g) On top of the general requirement to provide reasons, an unsuccessful tenderer may request additional information about the reasons for their rejection in writing. The request must be responded to positively unless specific exceptions apply. (The Court said that this was due to the direct effect of EU law and Article 41 of Directive 2004/18/EC (which was replaced by Directive 2014/24/EU but both are similarly applicable in this context)).
The Court pointed to the requirement under Regulation 6 of the 2010 Regulations for a contracting authority to furnish a "summary of the reasons for the rejection" of a tender and, specifically, the requirement that this summary comprise "the characteristics and relative advantages of the tender selected". The Court was of the view that the reasons provided by the Council in this case were not in line with the "standards" outlined above, and that they did not satisfy the requirements of Regulation 6.
On the issue of time limits, the Court held that the 30 day time limit set out by Regulation 7(2) of the 2010 Regulations starts to run when the unsuccessful tenderer is initially notified. The inference to be drawn here is that, even if an unsuccessful tenderer is provided with insufficient reasons in the initial notification, the time limit will still run from the date of that initial notification even if additional information is subsequently provided.
The Court also noted that, due to the need for legal certainty, the standstill period of 14 or 16 days would still run from the date of notification in this case. Again, the inference to be drawn is that the time periods will begin to run even where reasons provided to the unsuccessful tenderer in the initial notification may be insufficient.
Interestingly, the Court did not quash the initial statement of reasons provided to RPS – the Court therefore must have considered this an adequate summary of the reasons.

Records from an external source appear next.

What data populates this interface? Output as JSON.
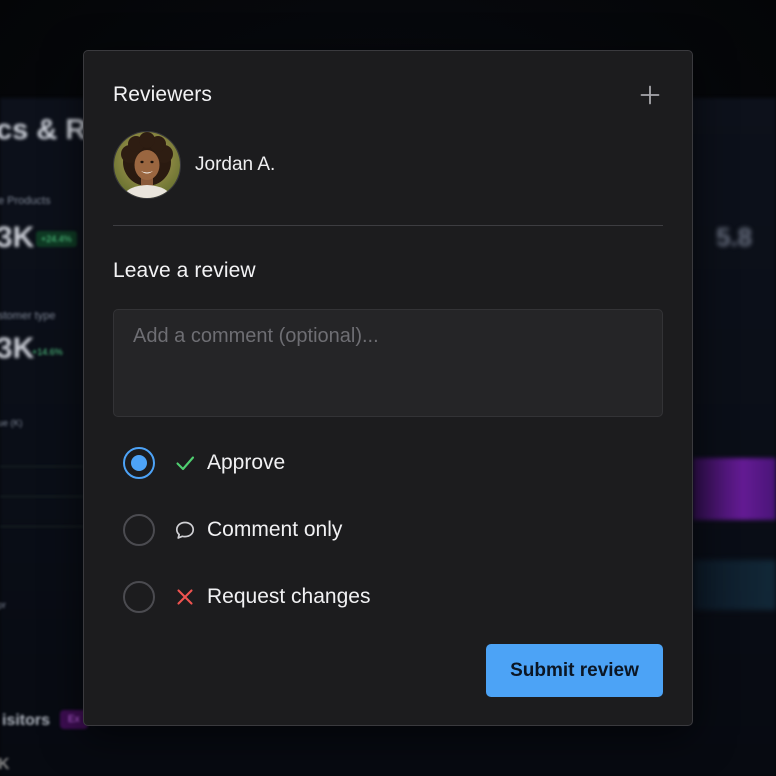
{
  "background": {
    "title_fragment": "cs & Re",
    "products_label": "e Products",
    "products_value": "3K",
    "products_change": "+24.4%",
    "customer_label": "stomer type",
    "customer_value": "3K",
    "customer_change": "+14.6%",
    "chart_label": "ue (K)",
    "month_label": "pr",
    "visitors_label": "isitors",
    "visitors_tag": "Ex",
    "bottom_value": "K",
    "right_value": "5.8"
  },
  "reviewers": {
    "title": "Reviewers",
    "add_icon": "plus-icon",
    "list": [
      {
        "name": "Jordan A.",
        "avatar": "avatar-photo"
      }
    ]
  },
  "review": {
    "title": "Leave a review",
    "comment_placeholder": "Add a comment (optional)...",
    "comment_value": "",
    "options": [
      {
        "label": "Approve",
        "icon": "check-icon",
        "icon_color": "#4fcf70",
        "checked": true
      },
      {
        "label": "Comment only",
        "icon": "speech-bubble-icon",
        "icon_color": "#d0d0d4",
        "checked": false
      },
      {
        "label": "Request changes",
        "icon": "x-icon",
        "icon_color": "#ef5350",
        "checked": false
      }
    ],
    "submit_label": "Submit review"
  },
  "colors": {
    "accent": "#4ca3f6",
    "modal_bg": "#1c1c1e",
    "approve_green": "#4fcf70",
    "reject_red": "#ef5350"
  }
}
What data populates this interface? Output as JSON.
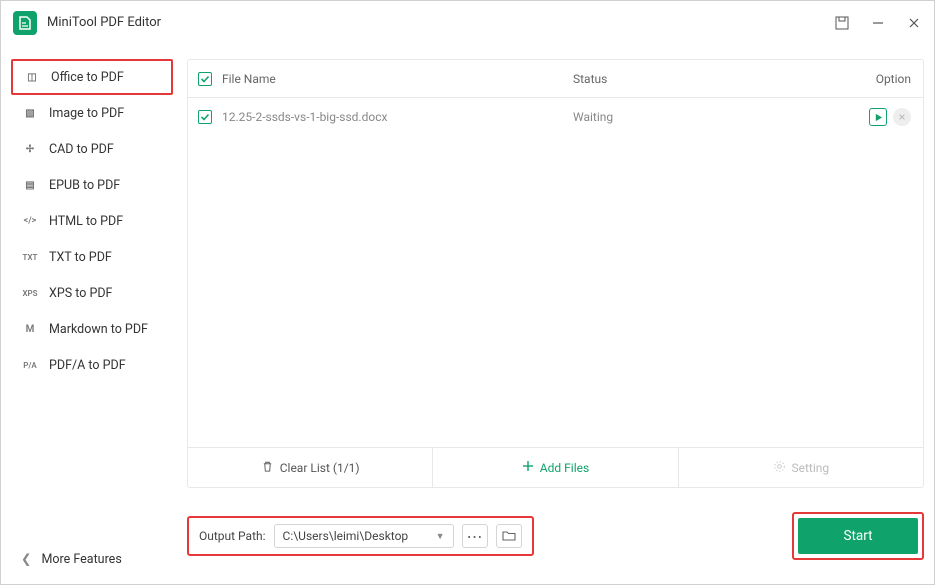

However, the Court did quash the subsequent refusal of the Council to provide additional information and the Council were ordered to provide within 15 days of the date of judgment a statement of the reasons including the characteristics and relative advantages and, in particular, the principal specific facts and matters by reference to which each characteristic or advantage could be judged.
The Court also made some obiter comments in relation to Ireland's transposition of the Directives and aspects that should be considered by the legislature namely; (i) it could be made clearer where scores alone would suffice as "reasons"; (ii) the obligation to provide further information upon request should be expressly transposed into Irish law; and (iii) the standstill period should possibly be extended to 30 days to allow applicants time to request further information related to the rejection of their tender and time for authorities to then respond.
The RPS case sets out a high standard of information that contracting authorities should provide to unsuccessful tenderers. This will impact heavily on the administrative resources of contracting authorities particularly when providing information to several unsuccessful tenderers. The case makes it clear that contracting authorities are obliged to comply with requests from unsuccessful tenderers for further information and may be required to provide even more bespoke and specific detail than was contained in the reasons provided in the initial summary notification.
For further information, contact Anna-Marie Curran or any member of the EU, Competition & Procurement Group at A&L Goodbody.